PROBLEM DESCRIPTION » Copy out each line of the entries where the word "insert" is present.

(INFORMATION SUPPLIED)

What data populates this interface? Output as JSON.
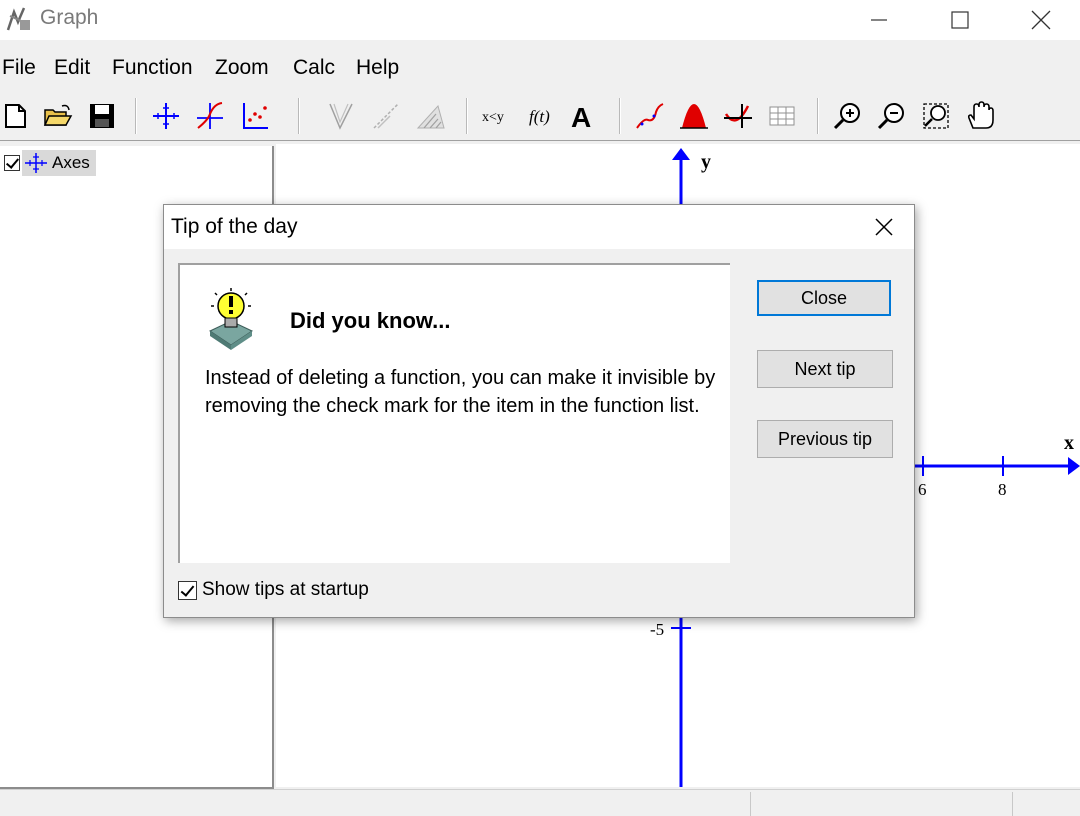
{
  "window": {
    "title": "Graph"
  },
  "menu": [
    "File",
    "Edit",
    "Function",
    "Zoom",
    "Calc",
    "Help"
  ],
  "toolbar_icons": [
    "new-file-icon",
    "open-folder-icon",
    "save-icon",
    "axes-icon",
    "insert-function-icon",
    "insert-point-series-icon",
    "tangent-icon",
    "shade-icon",
    "relation-icon",
    "x-y-table-icon",
    "function-fx-icon",
    "text-label-icon",
    "trendline-icon",
    "area-icon",
    "evaluate-icon",
    "table-icon",
    "zoom-in-icon",
    "zoom-out-icon",
    "zoom-window-icon",
    "hand-move-icon"
  ],
  "function_list": {
    "items": [
      {
        "label": "Axes",
        "checked": true
      }
    ]
  },
  "graph": {
    "y_axis_label": "y",
    "x_axis_label": "x",
    "x_tick_labels": [
      "6",
      "8"
    ],
    "y_tick_labels": [
      "-5"
    ],
    "axis_color": "#0000ff"
  },
  "dialog": {
    "title": "Tip of the day",
    "heading": "Did you know...",
    "tip_text": "Instead of deleting a function, you can make it invisible by removing the check mark for the item in the function list.",
    "buttons": {
      "close": "Close",
      "next": "Next tip",
      "previous": "Previous tip"
    },
    "show_tips_label": "Show tips at startup",
    "show_tips_checked": true
  },
  "colors": {
    "accent": "#0078d7",
    "axis": "#0000ff",
    "red_icon": "#e00000"
  }
}
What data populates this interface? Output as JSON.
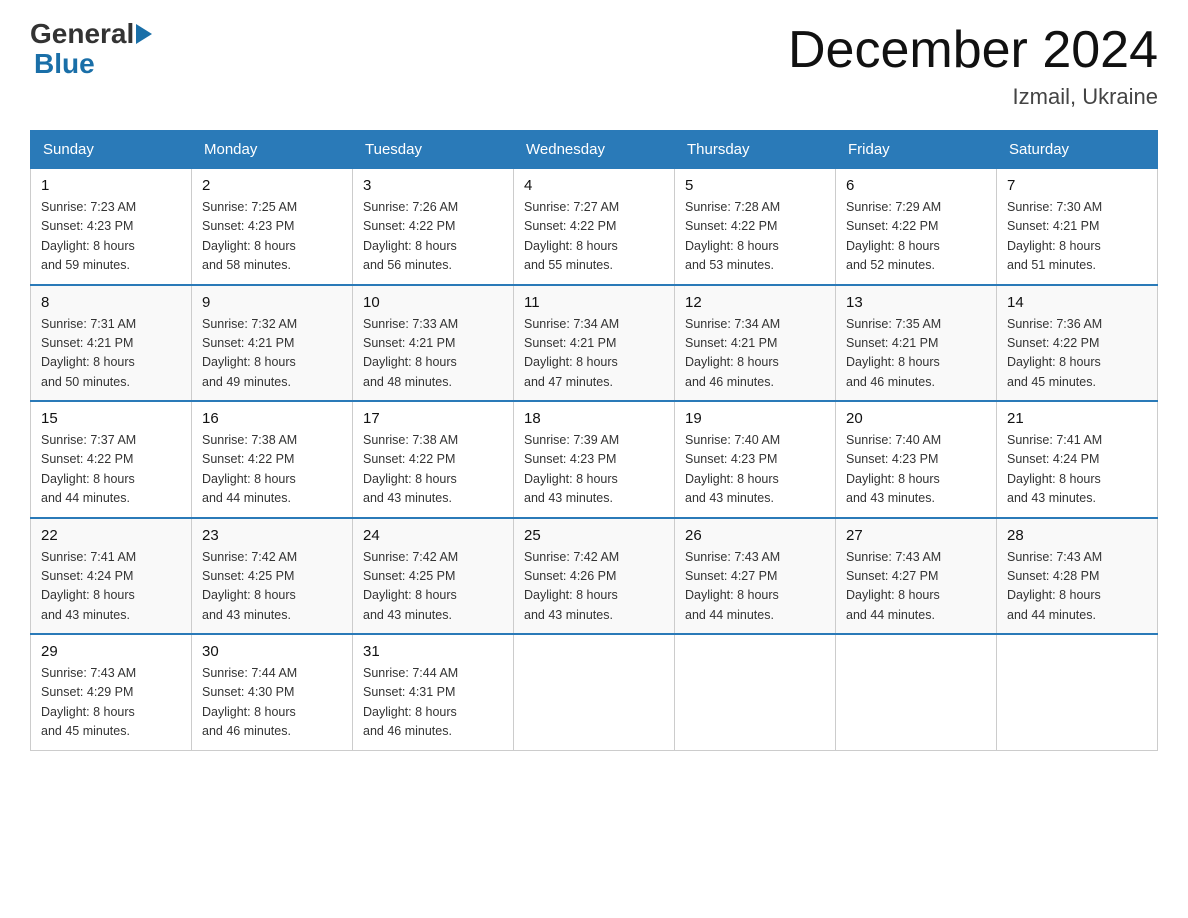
{
  "header": {
    "logo_general": "General",
    "logo_blue": "Blue",
    "month_title": "December 2024",
    "location": "Izmail, Ukraine"
  },
  "weekdays": [
    "Sunday",
    "Monday",
    "Tuesday",
    "Wednesday",
    "Thursday",
    "Friday",
    "Saturday"
  ],
  "weeks": [
    [
      {
        "day": "1",
        "sunrise": "7:23 AM",
        "sunset": "4:23 PM",
        "daylight": "8 hours and 59 minutes."
      },
      {
        "day": "2",
        "sunrise": "7:25 AM",
        "sunset": "4:23 PM",
        "daylight": "8 hours and 58 minutes."
      },
      {
        "day": "3",
        "sunrise": "7:26 AM",
        "sunset": "4:22 PM",
        "daylight": "8 hours and 56 minutes."
      },
      {
        "day": "4",
        "sunrise": "7:27 AM",
        "sunset": "4:22 PM",
        "daylight": "8 hours and 55 minutes."
      },
      {
        "day": "5",
        "sunrise": "7:28 AM",
        "sunset": "4:22 PM",
        "daylight": "8 hours and 53 minutes."
      },
      {
        "day": "6",
        "sunrise": "7:29 AM",
        "sunset": "4:22 PM",
        "daylight": "8 hours and 52 minutes."
      },
      {
        "day": "7",
        "sunrise": "7:30 AM",
        "sunset": "4:21 PM",
        "daylight": "8 hours and 51 minutes."
      }
    ],
    [
      {
        "day": "8",
        "sunrise": "7:31 AM",
        "sunset": "4:21 PM",
        "daylight": "8 hours and 50 minutes."
      },
      {
        "day": "9",
        "sunrise": "7:32 AM",
        "sunset": "4:21 PM",
        "daylight": "8 hours and 49 minutes."
      },
      {
        "day": "10",
        "sunrise": "7:33 AM",
        "sunset": "4:21 PM",
        "daylight": "8 hours and 48 minutes."
      },
      {
        "day": "11",
        "sunrise": "7:34 AM",
        "sunset": "4:21 PM",
        "daylight": "8 hours and 47 minutes."
      },
      {
        "day": "12",
        "sunrise": "7:34 AM",
        "sunset": "4:21 PM",
        "daylight": "8 hours and 46 minutes."
      },
      {
        "day": "13",
        "sunrise": "7:35 AM",
        "sunset": "4:21 PM",
        "daylight": "8 hours and 46 minutes."
      },
      {
        "day": "14",
        "sunrise": "7:36 AM",
        "sunset": "4:22 PM",
        "daylight": "8 hours and 45 minutes."
      }
    ],
    [
      {
        "day": "15",
        "sunrise": "7:37 AM",
        "sunset": "4:22 PM",
        "daylight": "8 hours and 44 minutes."
      },
      {
        "day": "16",
        "sunrise": "7:38 AM",
        "sunset": "4:22 PM",
        "daylight": "8 hours and 44 minutes."
      },
      {
        "day": "17",
        "sunrise": "7:38 AM",
        "sunset": "4:22 PM",
        "daylight": "8 hours and 43 minutes."
      },
      {
        "day": "18",
        "sunrise": "7:39 AM",
        "sunset": "4:23 PM",
        "daylight": "8 hours and 43 minutes."
      },
      {
        "day": "19",
        "sunrise": "7:40 AM",
        "sunset": "4:23 PM",
        "daylight": "8 hours and 43 minutes."
      },
      {
        "day": "20",
        "sunrise": "7:40 AM",
        "sunset": "4:23 PM",
        "daylight": "8 hours and 43 minutes."
      },
      {
        "day": "21",
        "sunrise": "7:41 AM",
        "sunset": "4:24 PM",
        "daylight": "8 hours and 43 minutes."
      }
    ],
    [
      {
        "day": "22",
        "sunrise": "7:41 AM",
        "sunset": "4:24 PM",
        "daylight": "8 hours and 43 minutes."
      },
      {
        "day": "23",
        "sunrise": "7:42 AM",
        "sunset": "4:25 PM",
        "daylight": "8 hours and 43 minutes."
      },
      {
        "day": "24",
        "sunrise": "7:42 AM",
        "sunset": "4:25 PM",
        "daylight": "8 hours and 43 minutes."
      },
      {
        "day": "25",
        "sunrise": "7:42 AM",
        "sunset": "4:26 PM",
        "daylight": "8 hours and 43 minutes."
      },
      {
        "day": "26",
        "sunrise": "7:43 AM",
        "sunset": "4:27 PM",
        "daylight": "8 hours and 44 minutes."
      },
      {
        "day": "27",
        "sunrise": "7:43 AM",
        "sunset": "4:27 PM",
        "daylight": "8 hours and 44 minutes."
      },
      {
        "day": "28",
        "sunrise": "7:43 AM",
        "sunset": "4:28 PM",
        "daylight": "8 hours and 44 minutes."
      }
    ],
    [
      {
        "day": "29",
        "sunrise": "7:43 AM",
        "sunset": "4:29 PM",
        "daylight": "8 hours and 45 minutes."
      },
      {
        "day": "30",
        "sunrise": "7:44 AM",
        "sunset": "4:30 PM",
        "daylight": "8 hours and 46 minutes."
      },
      {
        "day": "31",
        "sunrise": "7:44 AM",
        "sunset": "4:31 PM",
        "daylight": "8 hours and 46 minutes."
      },
      null,
      null,
      null,
      null
    ]
  ],
  "labels": {
    "sunrise": "Sunrise:",
    "sunset": "Sunset:",
    "daylight": "Daylight:"
  }
}
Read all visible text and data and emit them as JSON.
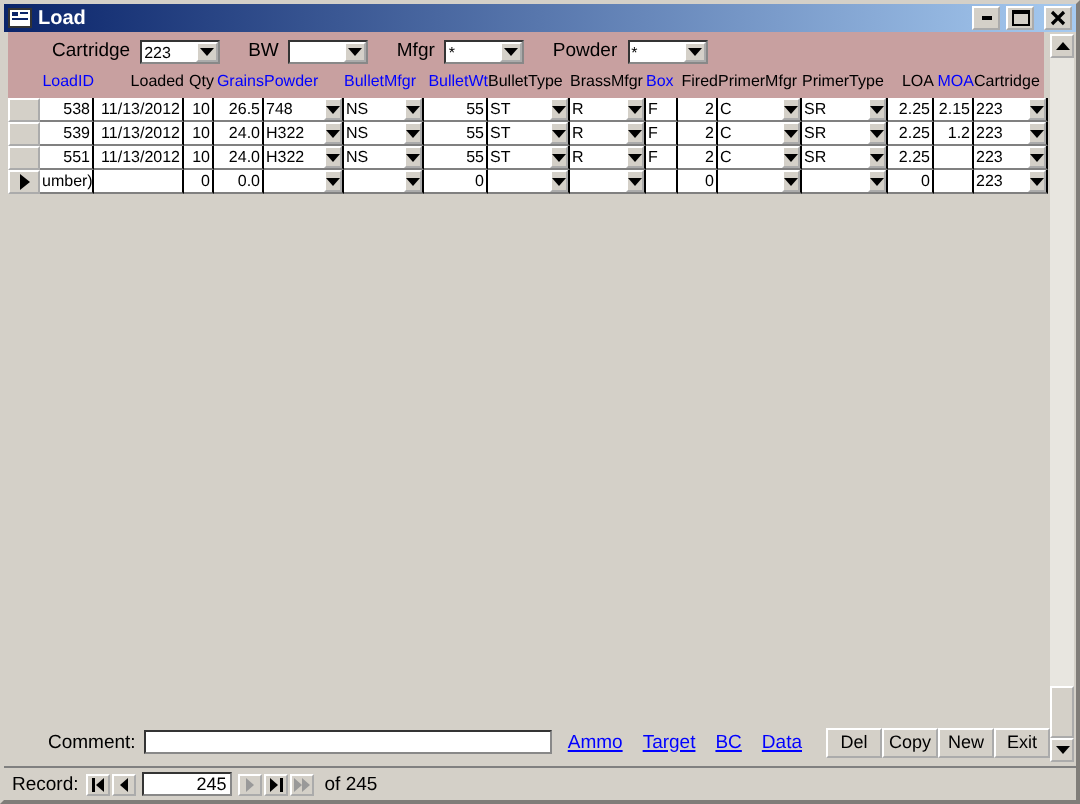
{
  "window": {
    "title": "Load"
  },
  "filters": [
    {
      "label": "Cartridge",
      "value": "223"
    },
    {
      "label": "BW"
    },
    {
      "label": "Mfgr",
      "value": "*"
    },
    {
      "label": "Powder",
      "value": "*"
    }
  ],
  "columns": [
    {
      "label": "LoadID",
      "kind": "text",
      "color": "#0000ff"
    },
    {
      "label": "Loaded",
      "kind": "text",
      "color": "#000000"
    },
    {
      "label": "Qty",
      "kind": "text",
      "color": "#000000"
    },
    {
      "label": "Grains",
      "kind": "text",
      "color": "#0000ff"
    },
    {
      "label": "Powder",
      "kind": "combo",
      "color": "#0000ff"
    },
    {
      "label": "BulletMfgr",
      "kind": "combo",
      "color": "#0000ff"
    },
    {
      "label": "BulletWt",
      "kind": "text",
      "color": "#0000ff"
    },
    {
      "label": "BulletType",
      "kind": "combo",
      "color": "#000000"
    },
    {
      "label": "BrassMfgr",
      "kind": "combo",
      "color": "#000000"
    },
    {
      "label": "Box",
      "kind": "left",
      "color": "#0000ff"
    },
    {
      "label": "Fired",
      "kind": "text",
      "color": "#000000"
    },
    {
      "label": "PrimerMfgr",
      "kind": "combo",
      "color": "#000000"
    },
    {
      "label": "PrimerType",
      "kind": "combo",
      "color": "#000000"
    },
    {
      "label": "LOA",
      "kind": "text",
      "color": "#000000"
    },
    {
      "label": "MOA",
      "kind": "text",
      "color": "#0000ff"
    },
    {
      "label": "Cartridge",
      "kind": "combo",
      "color": "#000000"
    }
  ],
  "rows": [
    {
      "selected": false,
      "cells": [
        "538",
        "11/13/2012",
        "10",
        "26.5",
        "748",
        "NS",
        "55",
        "ST",
        "R",
        "F",
        "2",
        "C",
        "SR",
        "2.25",
        "2.15",
        "223"
      ]
    },
    {
      "selected": false,
      "cells": [
        "539",
        "11/13/2012",
        "10",
        "24.0",
        "H322",
        "NS",
        "55",
        "ST",
        "R",
        "F",
        "2",
        "C",
        "SR",
        "2.25",
        "1.2",
        "223"
      ]
    },
    {
      "selected": false,
      "cells": [
        "551",
        "11/13/2012",
        "10",
        "24.0",
        "H322",
        "NS",
        "55",
        "ST",
        "R",
        "F",
        "2",
        "C",
        "SR",
        "2.25",
        "",
        "223"
      ]
    },
    {
      "selected": true,
      "cells": [
        "umber)",
        "",
        "0",
        "0.0",
        "",
        "",
        "0",
        "",
        "",
        "",
        "0",
        "",
        "",
        "0",
        "",
        "223"
      ]
    }
  ],
  "comment": {
    "label": "Comment:"
  },
  "links": [
    "Ammo",
    "Target",
    "BC",
    "Data"
  ],
  "buttons": [
    "Del",
    "Copy",
    "New",
    "Exit"
  ],
  "record_nav": {
    "label": "Record:",
    "value": "245",
    "total": "of 245"
  }
}
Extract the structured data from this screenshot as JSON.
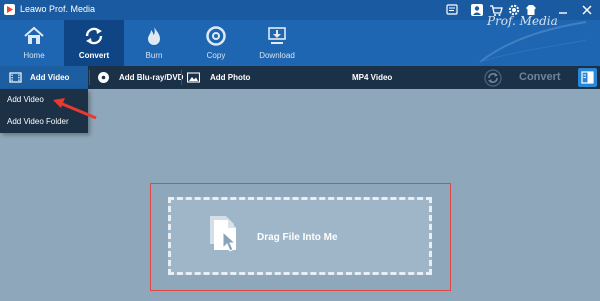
{
  "titlebar": {
    "title": "Leawo Prof. Media",
    "buttons": [
      "feedback-icon",
      "account-icon",
      "settings-icon",
      "skin-icon",
      "minimize-icon",
      "close-icon"
    ]
  },
  "nav": {
    "items": [
      {
        "label": "Home",
        "icon": "home-icon"
      },
      {
        "label": "Convert",
        "icon": "convert-icon",
        "active": true
      },
      {
        "label": "Burn",
        "icon": "burn-icon"
      },
      {
        "label": "Copy",
        "icon": "disc-icon"
      },
      {
        "label": "Download",
        "icon": "download-icon"
      }
    ],
    "brand": "Prof. Media"
  },
  "toolbar": {
    "add_video": "Add Video",
    "add_bluray": "Add Blu-ray/DVD",
    "add_photo": "Add Photo",
    "format": "MP4 Video",
    "convert": "Convert"
  },
  "dropdown": {
    "items": [
      "Add Video",
      "Add Video Folder"
    ]
  },
  "dropzone": {
    "text": "Drag File Into Me"
  },
  "colors": {
    "titlebar": "#1a5aa0",
    "navbar": "#1e66b1",
    "nav_active": "#0f4585",
    "toolbar": "#1b3148",
    "background": "#8fa7ba",
    "annotation": "#e04848"
  }
}
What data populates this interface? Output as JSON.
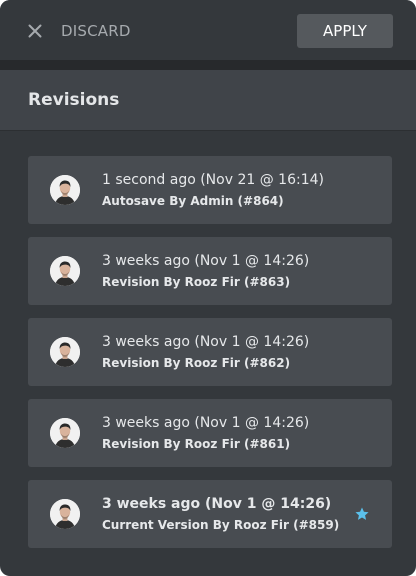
{
  "toolbar": {
    "close_icon": "close-icon",
    "discard_label": "DISCARD",
    "apply_label": "APPLY"
  },
  "section": {
    "title": "Revisions"
  },
  "colors": {
    "panel": "#34383c",
    "card": "#484c51",
    "apply_button": "#55595d",
    "star_accent": "#5bc0eb"
  },
  "revisions": [
    {
      "date": "1 second ago (Nov 21 @ 16:14)",
      "by": "Autosave By Admin (#864)",
      "current": false
    },
    {
      "date": "3 weeks ago (Nov 1 @ 14:26)",
      "by": "Revision By Rooz Fir (#863)",
      "current": false
    },
    {
      "date": "3 weeks ago (Nov 1 @ 14:26)",
      "by": "Revision By Rooz Fir (#862)",
      "current": false
    },
    {
      "date": "3 weeks ago (Nov 1 @ 14:26)",
      "by": "Revision By Rooz Fir (#861)",
      "current": false
    },
    {
      "date": "3 weeks ago (Nov 1 @ 14:26)",
      "by": "Current Version By Rooz Fir (#859)",
      "current": true,
      "icon": "star-icon"
    }
  ]
}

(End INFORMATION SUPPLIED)

RESPONSE »
    "insert-function-icon",
    "insert-point-series-icon",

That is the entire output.